The case was filed by Florida resident Margaret Krichman on behalf of her husband Donald Kirchman in the Middle District of Florida, and so Florida choice-of-law rules applied.  Florida applies the “significant relationship” test set forth in the Restatement (second) of Conflict of Laws (1971) to determine which law applies to a particular issue.  Novartis argued that under this test not every issue within a case will necessarily be governed by the same law and that in this case, Florida law governs liability and compensatory damages but New Jersey law governs punitive damages because while Mr. Kirchman’s alleged injury occurred in Florida, the alleged conduct giving rise to punitive damages occurred in New Jersey where Novartis is headquartered.  The court agreed with Novartis, explicitly rejecting minority opinions in the Aredia/Zometa litigation finding that the place of injury with respect to punitive damages is the place “where the injured party was prescribed and ingested the drug.”  Kirchman Order at 6.  The court found “that—with respect to punitive damages—the place of the injury-causing conduct, New Jersey, is more important than the place of injury.”  Id. at 8.

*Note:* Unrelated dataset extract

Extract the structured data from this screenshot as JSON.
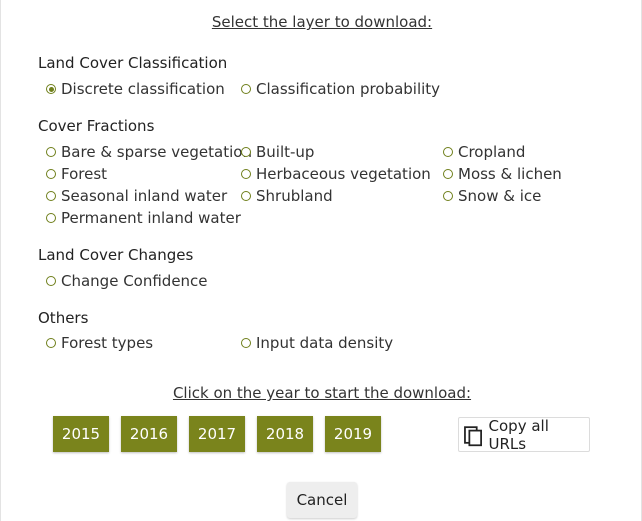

The court went on to apply New Jersey law to preclude punitive damages, relying on the reasoning in previous Aredia/Zometa cases finding that New Jersey’s statutory exception requirement is equivalent to a fraud-on-the-FDA state claim and thus preempted.  Kirchman Order at 9.